Materials provided Block Start
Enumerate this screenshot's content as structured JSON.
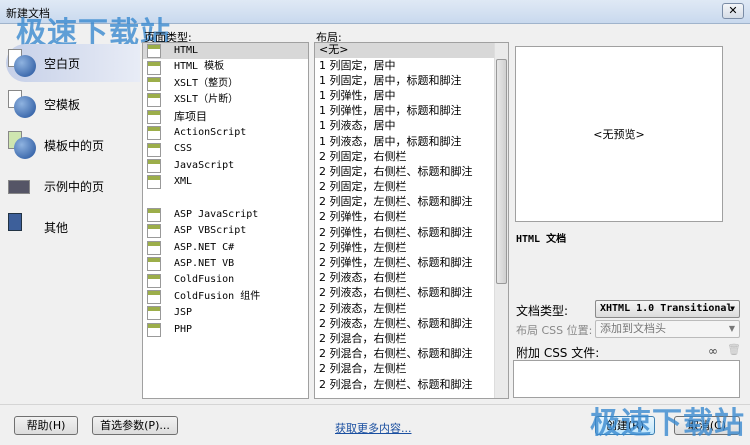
{
  "window": {
    "title": "新建文档",
    "close": "✕"
  },
  "watermark": "极速下载站",
  "categories": [
    {
      "label": "空白页"
    },
    {
      "label": "空模板"
    },
    {
      "label": "模板中的页"
    },
    {
      "label": "示例中的页"
    },
    {
      "label": "其他"
    }
  ],
  "page_type": {
    "label": "页面类型:",
    "items": [
      "HTML",
      "HTML 模板",
      "XSLT（整页）",
      "XSLT（片断）",
      "库项目",
      "ActionScript",
      "CSS",
      "JavaScript",
      "XML",
      "",
      "ASP JavaScript",
      "ASP VBScript",
      "ASP.NET C#",
      "ASP.NET VB",
      "ColdFusion",
      "ColdFusion 组件",
      "JSP",
      "PHP"
    ]
  },
  "layout": {
    "label": "布局:",
    "items": [
      "<无>",
      "1 列固定，居中",
      "1 列固定，居中，标题和脚注",
      "1 列弹性，居中",
      "1 列弹性，居中，标题和脚注",
      "1 列液态，居中",
      "1 列液态，居中，标题和脚注",
      "2 列固定，右侧栏",
      "2 列固定，右侧栏、标题和脚注",
      "2 列固定，左侧栏",
      "2 列固定，左侧栏、标题和脚注",
      "2 列弹性，右侧栏",
      "2 列弹性，右侧栏、标题和脚注",
      "2 列弹性，左侧栏",
      "2 列弹性，左侧栏、标题和脚注",
      "2 列液态，右侧栏",
      "2 列液态，右侧栏、标题和脚注",
      "2 列液态，左侧栏",
      "2 列液态，左侧栏、标题和脚注",
      "2 列混合，右侧栏",
      "2 列混合，右侧栏、标题和脚注",
      "2 列混合，左侧栏",
      "2 列混合，左侧栏、标题和脚注"
    ]
  },
  "preview": {
    "text": "<无预览>",
    "description": "HTML 文档"
  },
  "doctype": {
    "label": "文档类型:",
    "value": "XHTML 1.0 Transitional"
  },
  "css_position": {
    "label": "布局 CSS 位置:",
    "value": "添加到文档头"
  },
  "attach_css": {
    "label": "附加 CSS 文件:"
  },
  "buttons": {
    "help": "帮助(H)",
    "prefs": "首选参数(P)...",
    "more": "获取更多内容...",
    "create": "创建(R)",
    "cancel": "取消(C)"
  }
}
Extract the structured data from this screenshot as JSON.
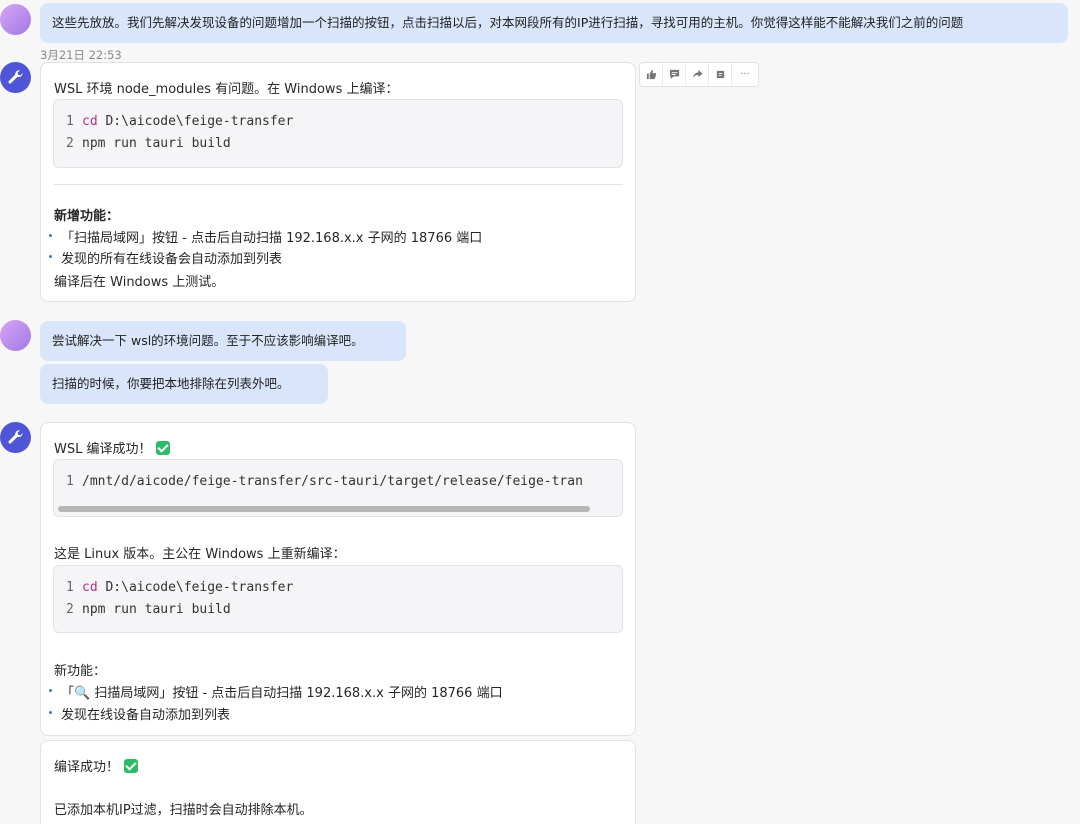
{
  "msg1": {
    "text": "这些先放放。我们先解决发现设备的问题增加一个扫描的按钮，点击扫描以后，对本网段所有的IP进行扫描，寻找可用的主机。你觉得这样能不能解决我们之前的问题",
    "time": "3月21日 22:53"
  },
  "actions": {
    "thumbs_up": "thumbs-up-icon",
    "comment": "comment-icon",
    "share": "share-icon",
    "copy": "copy-icon",
    "more": "···"
  },
  "reply1": {
    "intro": "WSL 环境 node_modules 有问题。在 Windows 上编译：",
    "code": [
      {
        "n": "1",
        "kw": "cd",
        "rest": " D:\\aicode\\feige-transfer"
      },
      {
        "n": "2",
        "kw": "",
        "rest": "npm run tauri build"
      }
    ],
    "heading": "新增功能：",
    "bullets": [
      "「扫描局域网」按钮 - 点击后自动扫描 192.168.x.x 子网的 18766 端口",
      "发现的所有在线设备会自动添加到列表"
    ],
    "footer": "编译后在 Windows 上测试。"
  },
  "msg2": {
    "text1": "尝试解决一下 wsl的环境问题。至于不应该影响编译吧。",
    "text2": "扫描的时候，你要把本地排除在列表外吧。"
  },
  "reply2": {
    "title": "WSL 编译成功！",
    "path_code": {
      "n": "1",
      "text": "/mnt/d/aicode/feige-transfer/src-tauri/target/release/feige-tran"
    },
    "note": "这是 Linux 版本。主公在 Windows 上重新编译：",
    "code": [
      {
        "n": "1",
        "kw": "cd",
        "rest": " D:\\aicode\\feige-transfer"
      },
      {
        "n": "2",
        "kw": "",
        "rest": "npm run tauri build"
      }
    ],
    "heading": "新功能：",
    "bullets": [
      "「🔍 扫描局域网」按钮 - 点击后自动扫描 192.168.x.x 子网的 18766 端口",
      "发现在线设备自动添加到列表"
    ]
  },
  "reply3": {
    "title": "编译成功！",
    "text": "已添加本机IP过滤，扫描时会自动排除本机。"
  },
  "colors": {
    "user_bubble": "#d9e5fb",
    "bot_avatar": "#4f55d6",
    "keyword": "#b3308a",
    "check": "#2dbb67"
  }
}
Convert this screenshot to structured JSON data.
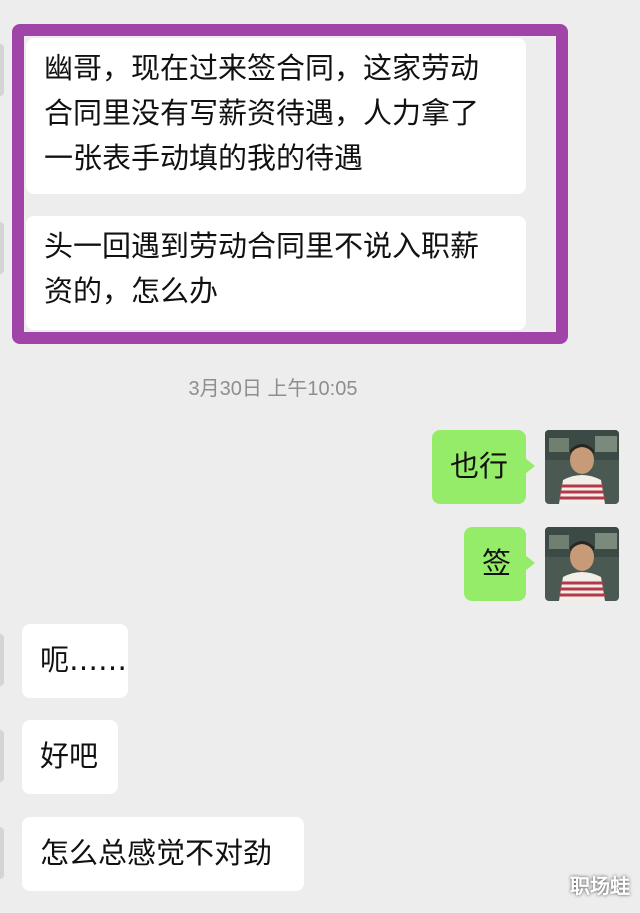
{
  "messages": {
    "m1_line1": "幽哥，现在过来签合同，这家劳动",
    "m1_line2": "合同里没有写薪资待遇，人力拿了",
    "m1_line3": "一张表手动填的我的待遇",
    "m2_line1": "头一回遇到劳动合同里不说入职薪",
    "m2_line2": "资的，怎么办",
    "timestamp": "3月30日 上午10:05",
    "m3": "也行",
    "m4": "签",
    "m5": "呃……",
    "m6": "好吧",
    "m7": "怎么总感觉不对劲"
  },
  "watermark": "职场蛙",
  "colors": {
    "highlight": "#a044a8",
    "outgoing_bubble": "#95ec69",
    "incoming_bubble": "#ffffff",
    "background": "#ededed"
  }
}
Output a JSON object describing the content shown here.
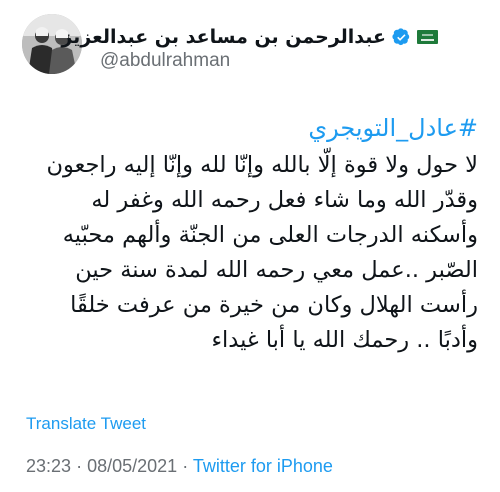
{
  "author": {
    "display_name": "عبدالرحمن بن مساعد بن عبدالعزيز",
    "handle": "@abdulrahman",
    "verified_icon": "verified-badge-icon",
    "flag_icon": "saudi-flag-icon",
    "verified_color": "#1d9bf0",
    "flag_color": "#1e7a3a"
  },
  "tweet": {
    "hashtag": "#عادل_التويجري",
    "lines": [
      "لا حول ولا قوة إلّا بالله وإنّا لله وإنّا إليه راجعون",
      "وقدّر الله وما شاء فعل رحمه الله وغفر له",
      "وأسكنه الدرجات العلى من الجنّة وألهم محبّيه",
      "الصّبر ..عمل معي رحمه الله لمدة سنة حين",
      "رأست الهلال وكان من خيرة من عرفت خلقًا",
      "وأدبًا .. رحمك الله يا أبا غيداء"
    ],
    "translate_label": "Translate Tweet",
    "time": "23:23",
    "date": "08/05/2021",
    "separator": "·",
    "source": "Twitter for iPhone"
  },
  "colors": {
    "link": "#1d9bf0",
    "text": "#0f1419",
    "muted": "#6a6f74"
  }
}
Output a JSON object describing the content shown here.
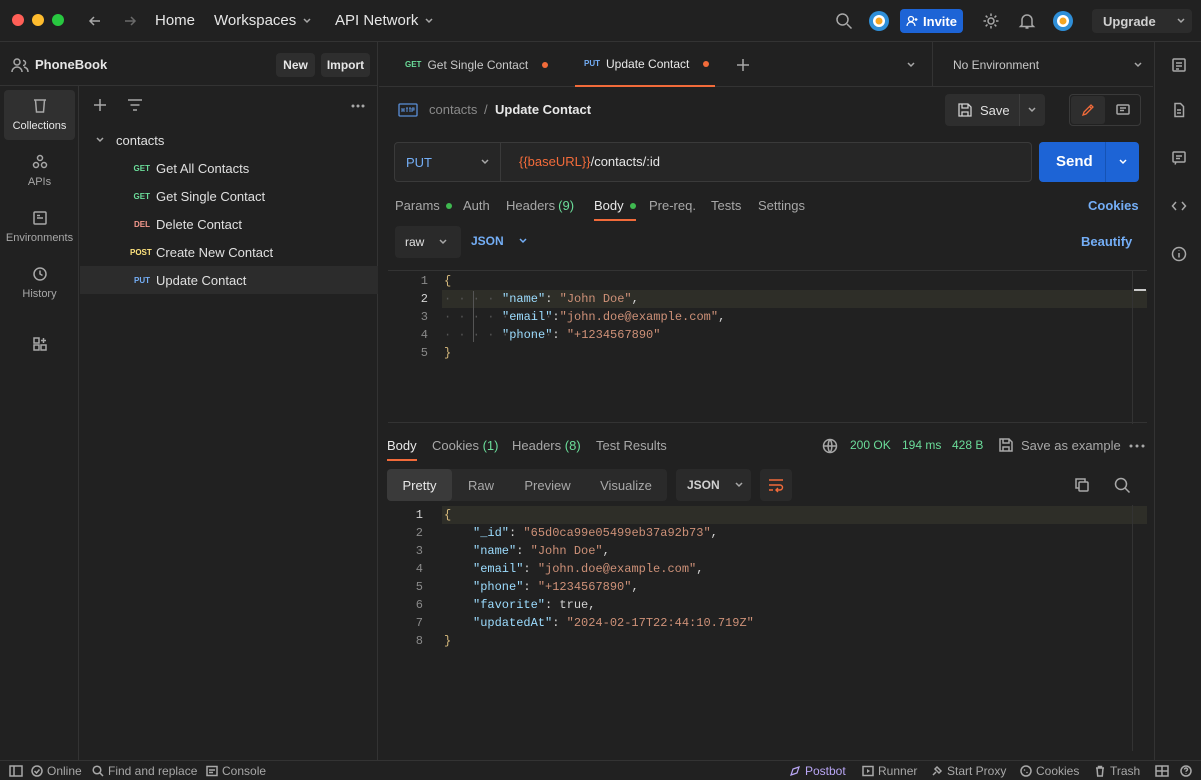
{
  "topbar": {
    "home": "Home",
    "workspaces": "Workspaces",
    "api_network": "API Network",
    "invite": "Invite",
    "upgrade": "Upgrade"
  },
  "rail": {
    "collections": "Collections",
    "apis": "APIs",
    "environments": "Environments",
    "history": "History"
  },
  "workspace": {
    "name": "PhoneBook",
    "new_label": "New",
    "import_label": "Import"
  },
  "tree": {
    "folder": "contacts",
    "items": [
      {
        "method": "GET",
        "name": "Get All Contacts"
      },
      {
        "method": "GET",
        "name": "Get Single Contact"
      },
      {
        "method": "DEL",
        "name": "Delete Contact"
      },
      {
        "method": "POST",
        "name": "Create New Contact"
      },
      {
        "method": "PUT",
        "name": "Update Contact"
      }
    ]
  },
  "tabs": [
    {
      "method": "GET",
      "name": "Get Single Contact"
    },
    {
      "method": "PUT",
      "name": "Update Contact"
    }
  ],
  "environment": "No Environment",
  "request": {
    "breadcrumb_root": "contacts",
    "breadcrumb_sep": "/",
    "title": "Update Contact",
    "save_label": "Save",
    "method": "PUT",
    "url_var": "{{baseURL}}",
    "url_path": "/contacts/:id",
    "send_label": "Send",
    "tabs": {
      "params": "Params",
      "auth": "Auth",
      "headers": "Headers",
      "headers_count": "(9)",
      "body": "Body",
      "prereq": "Pre-req.",
      "tests": "Tests",
      "settings": "Settings"
    },
    "cookies_label": "Cookies",
    "body_mode": "raw",
    "body_format": "JSON",
    "beautify_label": "Beautify",
    "body_lines": {
      "l1": "{",
      "l2k": "\"name\"",
      "l2v": "\"John Doe\"",
      "l3k": "\"email\"",
      "l3v": "\"john.doe@example.com\"",
      "l4k": "\"phone\"",
      "l4v": "\"+1234567890\"",
      "l5": "}"
    }
  },
  "response": {
    "tabs": {
      "body": "Body",
      "cookies": "Cookies",
      "cookies_count": "(1)",
      "headers": "Headers",
      "headers_count": "(8)",
      "tests": "Test Results"
    },
    "status": "200 OK",
    "time": "194 ms",
    "size": "428 B",
    "save_example": "Save as example",
    "views": {
      "pretty": "Pretty",
      "raw": "Raw",
      "preview": "Preview",
      "visualize": "Visualize"
    },
    "format": "JSON",
    "lines": {
      "l1": "{",
      "id_k": "\"_id\"",
      "id_v": "\"65d0ca99e05499eb37a92b73\"",
      "name_k": "\"name\"",
      "name_v": "\"John Doe\"",
      "email_k": "\"email\"",
      "email_v": "\"john.doe@example.com\"",
      "phone_k": "\"phone\"",
      "phone_v": "\"+1234567890\"",
      "fav_k": "\"favorite\"",
      "fav_v": "true",
      "upd_k": "\"updatedAt\"",
      "upd_v": "\"2024-02-17T22:44:10.719Z\"",
      "l8": "}"
    }
  },
  "statusbar": {
    "online": "Online",
    "find": "Find and replace",
    "console": "Console",
    "postbot": "Postbot",
    "runner": "Runner",
    "proxy": "Start Proxy",
    "cookies": "Cookies",
    "trash": "Trash"
  },
  "colors": {
    "accent_orange": "#f26b3a",
    "accent_blue": "#1d64d6",
    "get": "#6bdd9a",
    "put": "#74aef6",
    "del": "#f79a8e",
    "post": "#ffe47e"
  }
}
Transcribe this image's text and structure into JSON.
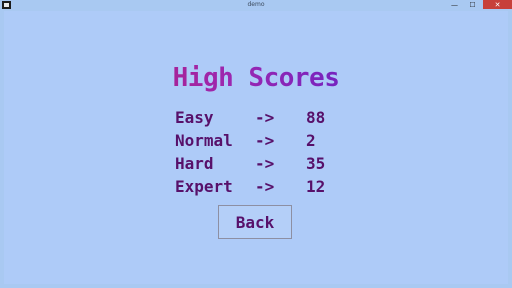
{
  "window": {
    "title": "demo",
    "minimize_glyph": "—",
    "maximize_glyph": "☐",
    "close_glyph": "✕"
  },
  "screen": {
    "heading": "High Scores",
    "scores": [
      {
        "level": "Easy",
        "arrow": "->",
        "score": "88"
      },
      {
        "level": "Normal",
        "arrow": "->",
        "score": "2"
      },
      {
        "level": "Hard",
        "arrow": "->",
        "score": "35"
      },
      {
        "level": "Expert",
        "arrow": "->",
        "score": "12"
      }
    ],
    "back_label": "Back"
  },
  "colors": {
    "background": "#aecbf8",
    "text": "#57106a",
    "heading_gradient": [
      "#c2185b",
      "#3b1fd6"
    ],
    "close_button": "#c7403a"
  }
}
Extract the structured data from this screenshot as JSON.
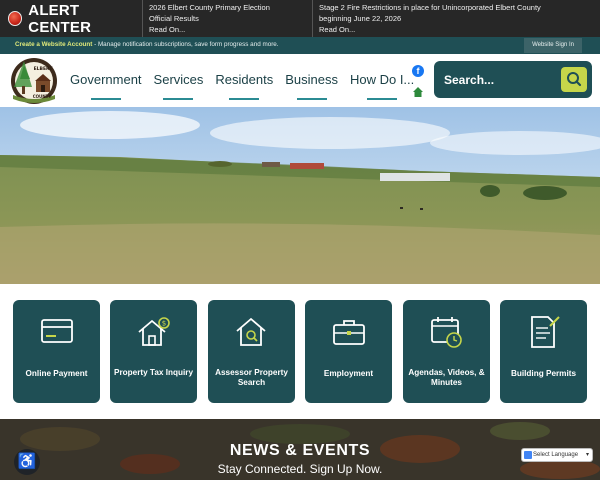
{
  "alert": {
    "title": "ALERT CENTER",
    "items": [
      {
        "line1": "2026 Elbert County Primary Election",
        "line2": "Official Results",
        "read": "Read On..."
      },
      {
        "line1": "Stage 2 Fire Restrictions in place for Unincorporated Elbert County",
        "line2": "beginning June 22, 2026",
        "read": "Read On..."
      }
    ]
  },
  "account": {
    "link": "Create a Website Account",
    "text": " - Manage notification subscriptions, save form progress and more.",
    "signin": "Website Sign In"
  },
  "logo": {
    "top": "ELBERT",
    "bottom": "COUNTY"
  },
  "nav": [
    "Government",
    "Services",
    "Residents",
    "Business",
    "How Do I..."
  ],
  "search": {
    "label": "Search..."
  },
  "tiles": [
    {
      "label": "Online Payment",
      "icon": "credit-card-icon"
    },
    {
      "label": "Property Tax Inquiry",
      "icon": "house-dollar-icon"
    },
    {
      "label": "Assessor Property Search",
      "icon": "house-search-icon"
    },
    {
      "label": "Employment",
      "icon": "briefcase-icon"
    },
    {
      "label": "Agendas, Videos, & Minutes",
      "icon": "calendar-clock-icon"
    },
    {
      "label": "Building Permits",
      "icon": "document-pen-icon"
    }
  ],
  "news": {
    "title": "NEWS & EVENTS",
    "subtitle": "Stay Connected. Sign Up Now."
  },
  "language": {
    "label": "Select Language"
  },
  "colors": {
    "primary": "#1f4f55",
    "accent": "#c6d64a",
    "alert_bar": "#272727"
  }
}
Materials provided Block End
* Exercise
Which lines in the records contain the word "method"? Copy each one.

* Response to this task
        "method": "GET",
        "method": "GET",
        "method": "DEL",
        "method": "POST",
        "method": "PUT",
      "method": "GET",
      "method": "PUT",
    "method": "PUT",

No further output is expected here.